I've been trying to get out as much as I can because once protocols start, I might not feel up to getting off the ward. "Protocols" mean medication trials and in my case it means an injection a day of ketamine for several weeks. The dosage is low enough that it doesn't foster hallucinations or sedation, but it does make one feel fairly weird for thirty minutes to an hour afterward. Mostly I'm picturing both of my arms turning slightly black and blue and bruised from frequent needle punctures. The visual image that comes to mind is Sylvia Plath's description of her daily injections of insulin while she was hospitalized for depression in the early 1950's---noting her purple-tinged buttocks discolored and sore from months of shots.
One only receives actual relief from the shots for a maximum of one week. One woman here on the ward said that it made an impact on her depression for only three days, then she ceased to feel any effect at all.
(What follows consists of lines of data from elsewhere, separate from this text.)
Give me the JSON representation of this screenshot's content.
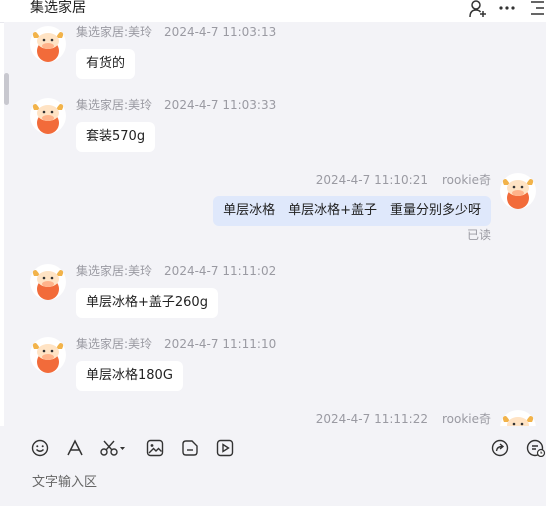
{
  "header": {
    "title": "集选家居"
  },
  "messages": [
    {
      "sender": "集选家居:美玲",
      "time": "2024-4-7 11:03:13",
      "text": "有货的"
    },
    {
      "sender": "集选家居:美玲",
      "time": "2024-4-7 11:03:33",
      "text": "套装570g"
    },
    {
      "sender": "rookie奇",
      "time": "2024-4-7 11:10:21",
      "text": "单层冰格　单层冰格+盖子　重量分别多少呀",
      "status": "已读"
    },
    {
      "sender": "集选家居:美玲",
      "time": "2024-4-7 11:11:02",
      "text": "单层冰格+盖子260g"
    },
    {
      "sender": "集选家居:美玲",
      "time": "2024-4-7 11:11:10",
      "text": "单层冰格180G"
    },
    {
      "sender": "rookie奇",
      "time": "2024-4-7 11:11:22"
    }
  ],
  "input": {
    "placeholder": "文字输入区"
  },
  "icons": {
    "header": [
      "add-contact-icon",
      "more-icon",
      "menu-icon"
    ],
    "toolbar": [
      "emoji-icon",
      "font-icon",
      "scissors-icon",
      "image-icon",
      "file-icon",
      "video-icon",
      "share-icon",
      "chat-history-icon"
    ]
  },
  "colors": {
    "background": "#f3f3f7",
    "incoming_bubble": "#ffffff",
    "outgoing_bubble": "#dfe8fb",
    "meta_text": "#9a9aa2",
    "avatar": "#f26b3a"
  }
}
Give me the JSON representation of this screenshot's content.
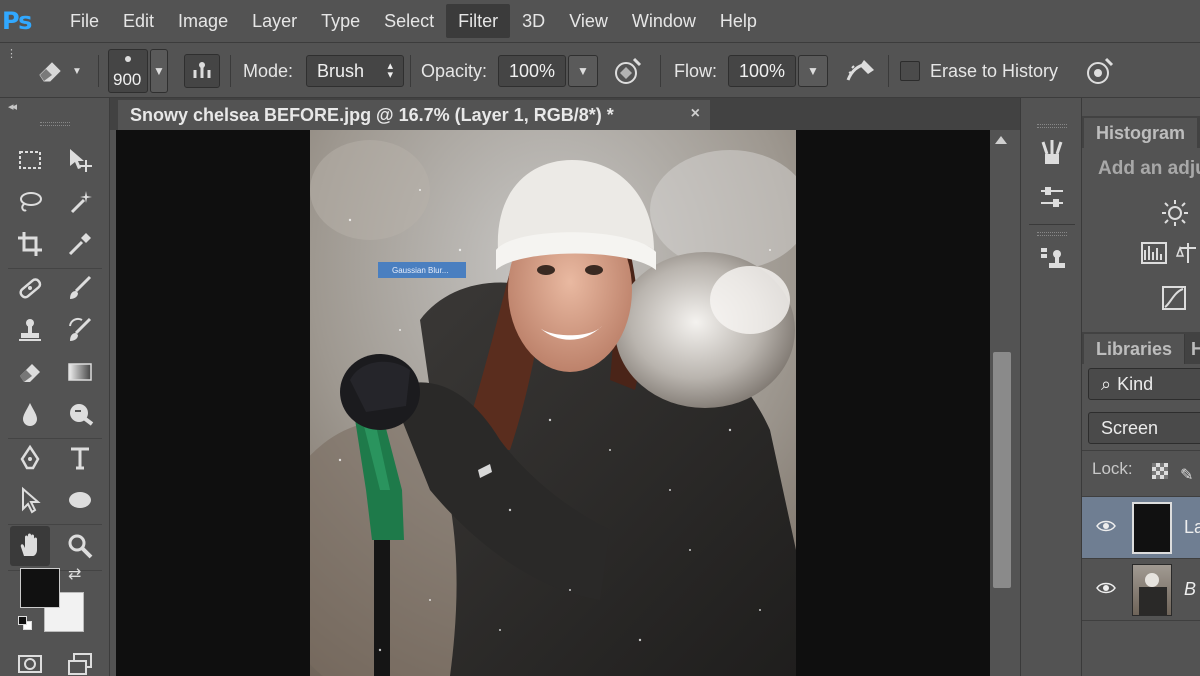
{
  "app": {
    "logo": "Ps",
    "menu": [
      "File",
      "Edit",
      "Image",
      "Layer",
      "Type",
      "Select",
      "Filter",
      "3D",
      "View",
      "Window",
      "Help"
    ],
    "active_menu": "Filter"
  },
  "options_bar": {
    "brush_size": "900",
    "mode_label": "Mode:",
    "mode_value": "Brush",
    "opacity_label": "Opacity:",
    "opacity_value": "100%",
    "flow_label": "Flow:",
    "flow_value": "100%",
    "erase_to_history_label": "Erase to History",
    "erase_to_history_checked": false
  },
  "document": {
    "tab_title": "Snowy chelsea BEFORE.jpg @ 16.7% (Layer 1, RGB/8*) *",
    "close_glyph": "×",
    "overlay_label": "Gaussian Blur..."
  },
  "panels": {
    "histogram_tab": "Histogram",
    "adjustments_hint": "Add an adju",
    "libraries_tab": "Libraries",
    "libraries_tab2": "H",
    "filter_kind": "Kind",
    "blend_mode": "Screen",
    "lock_label": "Lock:",
    "layers": [
      {
        "name": "La",
        "visible": true,
        "selected": true
      },
      {
        "name": "B",
        "visible": true,
        "selected": false
      }
    ]
  },
  "colors": {
    "foreground": "#111111",
    "background": "#f2f2f2",
    "accent_blue": "#31a8ff"
  }
}
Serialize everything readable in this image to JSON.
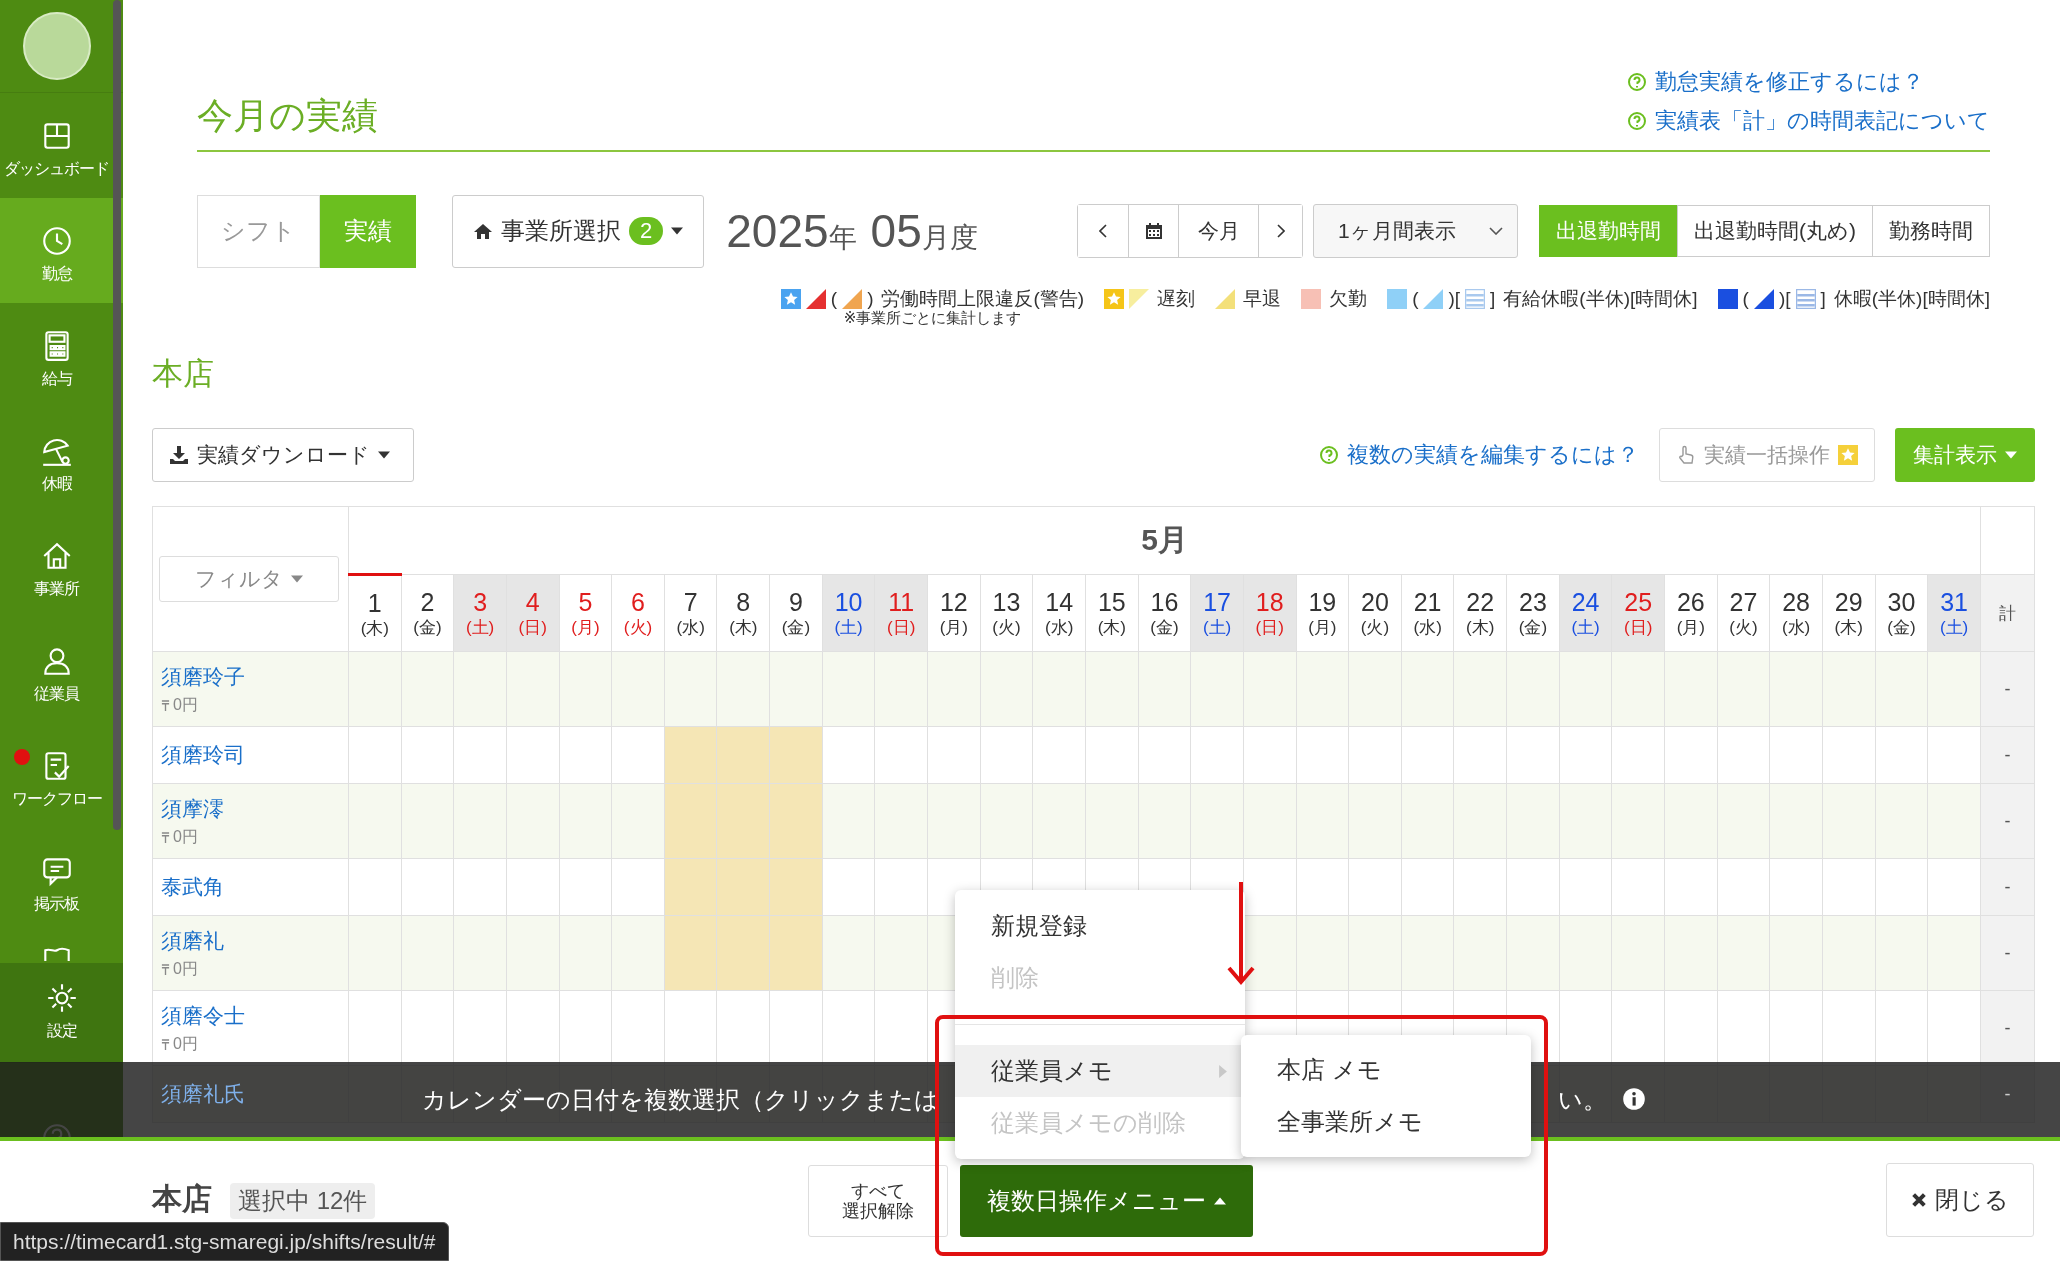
{
  "sidebar": {
    "items": [
      {
        "label": "ダッシュボード",
        "selected": false,
        "notification": false
      },
      {
        "label": "勤怠",
        "selected": true,
        "notification": false
      },
      {
        "label": "給与",
        "selected": false,
        "notification": false
      },
      {
        "label": "休暇",
        "selected": false,
        "notification": false
      },
      {
        "label": "事業所",
        "selected": false,
        "notification": false
      },
      {
        "label": "従業員",
        "selected": false,
        "notification": false
      },
      {
        "label": "ワークフロー",
        "selected": false,
        "notification": true
      },
      {
        "label": "掲示板",
        "selected": false,
        "notification": false
      }
    ],
    "settings": "設定"
  },
  "page_title": "今月の実績",
  "help_links": [
    "勤怠実績を修正するには？",
    "実績表「計」の時間表記について"
  ],
  "view_toggle": [
    {
      "label": "シフト",
      "selected": false
    },
    {
      "label": "実績",
      "selected": true
    }
  ],
  "office_select": {
    "label": "事業所選択",
    "badge": "2"
  },
  "period": {
    "year": "2025",
    "year_unit": "年",
    "month": "05",
    "month_unit": "月度"
  },
  "nav": {
    "today": "今月"
  },
  "range_select": {
    "value": "1ヶ月間表示"
  },
  "time_modes": [
    {
      "label": "出退勤時間",
      "selected": true
    },
    {
      "label": "出退勤時間(丸め)",
      "selected": false
    },
    {
      "label": "勤務時間",
      "selected": false
    }
  ],
  "legend": [
    {
      "marks": [
        {
          "kind": "star",
          "color": "#4aa3f0"
        },
        {
          "kind": "triangle",
          "color": "#e53030"
        },
        {
          "kind": "text",
          "text": "("
        },
        {
          "kind": "triangle",
          "color": "#f0a550"
        },
        {
          "kind": "text",
          "text": ")"
        }
      ],
      "label": "労働時間上限違反(警告)",
      "note": "※事業所ごとに集計します"
    },
    {
      "marks": [
        {
          "kind": "star",
          "color": "#f5c518"
        },
        {
          "kind": "corner",
          "color": "#f7ee9e"
        }
      ],
      "label": "遅刻"
    },
    {
      "marks": [
        {
          "kind": "triangle",
          "color": "#f3e07a"
        }
      ],
      "label": "早退"
    },
    {
      "marks": [
        {
          "kind": "square",
          "color": "#f7c0b5"
        }
      ],
      "label": "欠勤"
    },
    {
      "marks": [
        {
          "kind": "square",
          "color": "#8fd0f7"
        },
        {
          "kind": "text",
          "text": "("
        },
        {
          "kind": "triangle",
          "color": "#8fd0f7"
        },
        {
          "kind": "text",
          "text": ")["
        },
        {
          "kind": "stripes",
          "color": "#a9c9ee"
        },
        {
          "kind": "text",
          "text": "]"
        }
      ],
      "label": "有給休暇(半休)[時間休]"
    },
    {
      "marks": [
        {
          "kind": "square",
          "color": "#1a4fe0"
        },
        {
          "kind": "text",
          "text": "("
        },
        {
          "kind": "triangle",
          "color": "#1a4fe0"
        },
        {
          "kind": "text",
          "text": ")["
        },
        {
          "kind": "stripes",
          "color": "#9bb8e6"
        },
        {
          "kind": "text",
          "text": "]"
        }
      ],
      "label": "休暇(半休)[時間休]"
    }
  ],
  "store_name": "本店",
  "download_button": "実績ダウンロード",
  "multi_edit_link": "複数の実績を編集するには？",
  "bulk_button": {
    "label": "実績一括操作",
    "disabled": true
  },
  "summary_button": "集計表示",
  "table": {
    "filter": "フィルタ",
    "month": "5月",
    "total_header": "計",
    "days": [
      {
        "day": "1",
        "weekday": "(木)",
        "kind": "weekday",
        "today": true,
        "selected": false
      },
      {
        "day": "2",
        "weekday": "(金)",
        "kind": "weekday",
        "today": false,
        "selected": false
      },
      {
        "day": "3",
        "weekday": "(土)",
        "kind": "holiday_weekend",
        "today": false,
        "selected": false
      },
      {
        "day": "4",
        "weekday": "(日)",
        "kind": "sunday",
        "today": false,
        "selected": false
      },
      {
        "day": "5",
        "weekday": "(月)",
        "kind": "holiday",
        "today": false,
        "selected": false
      },
      {
        "day": "6",
        "weekday": "(火)",
        "kind": "holiday",
        "today": false,
        "selected": false
      },
      {
        "day": "7",
        "weekday": "(水)",
        "kind": "weekday",
        "today": false,
        "selected": true
      },
      {
        "day": "8",
        "weekday": "(木)",
        "kind": "weekday",
        "today": false,
        "selected": true
      },
      {
        "day": "9",
        "weekday": "(金)",
        "kind": "weekday",
        "today": false,
        "selected": true
      },
      {
        "day": "10",
        "weekday": "(土)",
        "kind": "saturday",
        "today": false,
        "selected": false
      },
      {
        "day": "11",
        "weekday": "(日)",
        "kind": "sunday",
        "today": false,
        "selected": false
      },
      {
        "day": "12",
        "weekday": "(月)",
        "kind": "weekday",
        "today": false,
        "selected": false
      },
      {
        "day": "13",
        "weekday": "(火)",
        "kind": "weekday",
        "today": false,
        "selected": false
      },
      {
        "day": "14",
        "weekday": "(水)",
        "kind": "weekday",
        "today": false,
        "selected": false
      },
      {
        "day": "15",
        "weekday": "(木)",
        "kind": "weekday",
        "today": false,
        "selected": false
      },
      {
        "day": "16",
        "weekday": "(金)",
        "kind": "weekday",
        "today": false,
        "selected": false
      },
      {
        "day": "17",
        "weekday": "(土)",
        "kind": "saturday",
        "today": false,
        "selected": false
      },
      {
        "day": "18",
        "weekday": "(日)",
        "kind": "sunday",
        "today": false,
        "selected": false
      },
      {
        "day": "19",
        "weekday": "(月)",
        "kind": "weekday",
        "today": false,
        "selected": false
      },
      {
        "day": "20",
        "weekday": "(火)",
        "kind": "weekday",
        "today": false,
        "selected": false
      },
      {
        "day": "21",
        "weekday": "(水)",
        "kind": "weekday",
        "today": false,
        "selected": false
      },
      {
        "day": "22",
        "weekday": "(木)",
        "kind": "weekday",
        "today": false,
        "selected": false
      },
      {
        "day": "23",
        "weekday": "(金)",
        "kind": "weekday",
        "today": false,
        "selected": false
      },
      {
        "day": "24",
        "weekday": "(土)",
        "kind": "saturday",
        "today": false,
        "selected": false
      },
      {
        "day": "25",
        "weekday": "(日)",
        "kind": "sunday",
        "today": false,
        "selected": false
      },
      {
        "day": "26",
        "weekday": "(月)",
        "kind": "weekday",
        "today": false,
        "selected": false
      },
      {
        "day": "27",
        "weekday": "(火)",
        "kind": "weekday",
        "today": false,
        "selected": false
      },
      {
        "day": "28",
        "weekday": "(水)",
        "kind": "weekday",
        "today": false,
        "selected": false
      },
      {
        "day": "29",
        "weekday": "(木)",
        "kind": "weekday",
        "today": false,
        "selected": false
      },
      {
        "day": "30",
        "weekday": "(金)",
        "kind": "weekday",
        "today": false,
        "selected": false
      },
      {
        "day": "31",
        "weekday": "(土)",
        "kind": "saturday",
        "today": false,
        "selected": false
      }
    ],
    "rows": [
      {
        "name": "須磨玲子",
        "wage": "0円",
        "total": "-",
        "selected": false
      },
      {
        "name": "須磨玲司",
        "total": "-",
        "selected": true
      },
      {
        "name": "須摩澪",
        "wage": "0円",
        "total": "-",
        "selected": true
      },
      {
        "name": "泰武角",
        "total": "-",
        "selected": true
      },
      {
        "name": "須磨礼",
        "wage": "0円",
        "total": "-",
        "selected": true
      },
      {
        "name": "須磨令士",
        "wage": "0円",
        "total": "-",
        "selected": false
      },
      {
        "name": "須磨礼氏",
        "total": "-"
      }
    ]
  },
  "banner": {
    "text_start": "カレンダーの日付を複数選択（クリックまたは",
    "text_end": "い。"
  },
  "menu": {
    "groups": [
      [
        {
          "label": "新規登録",
          "disabled": false,
          "selected": false,
          "submenu": false
        },
        {
          "label": "削除",
          "disabled": true,
          "selected": false,
          "submenu": false
        }
      ],
      [
        {
          "label": "従業員メモ",
          "disabled": false,
          "selected": true,
          "submenu": true
        },
        {
          "label": "従業員メモの削除",
          "disabled": true,
          "selected": false,
          "submenu": false
        }
      ]
    ],
    "submenu": [
      "本店 メモ",
      "全事業所メモ"
    ]
  },
  "footer": {
    "store": "本店",
    "selection": "選択中 12件",
    "clear_button": [
      "すべて",
      "選択解除"
    ],
    "menu_button": "複数日操作メニュー",
    "close_button": "閉じる"
  },
  "status_url": "https://timecard1.stg-smaregi.jp/shifts/result/#"
}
The neurotransmitter in question here is the amino acid glutamate. Up until this point, neuropathways explored to treat mental illness have been serotonin, dopamine, and norepinephrine. Glutamate has shown some promise and a recent drug trial in Russia which involved a much more aggressive exploration of the pathway worked well enough in stage II trials that I would not be surprised if it were FDA approved within the next few months.
I've been trying to get as much done as I can now, anticipating that once the trial starts I might potentially feel ill from the side effects. Ketamine protocal will take two or three months and then I might qualify to take another drug, Riluzole, which up until this point has been used exclusively to treat ALS, also known as Lou Gehrig's Disease. A correlation between ALS and bipolar has been established, though no one is completely sure how they are related. For example, lithium, which I take as a mood stabilizer, has also showed some promise in treating ALS. If one contemplates and studies much about psychiatry and psychopharmacology, invariably the same conclusions are drawn across the board---we know a little but nowhere near a lot about why medications work.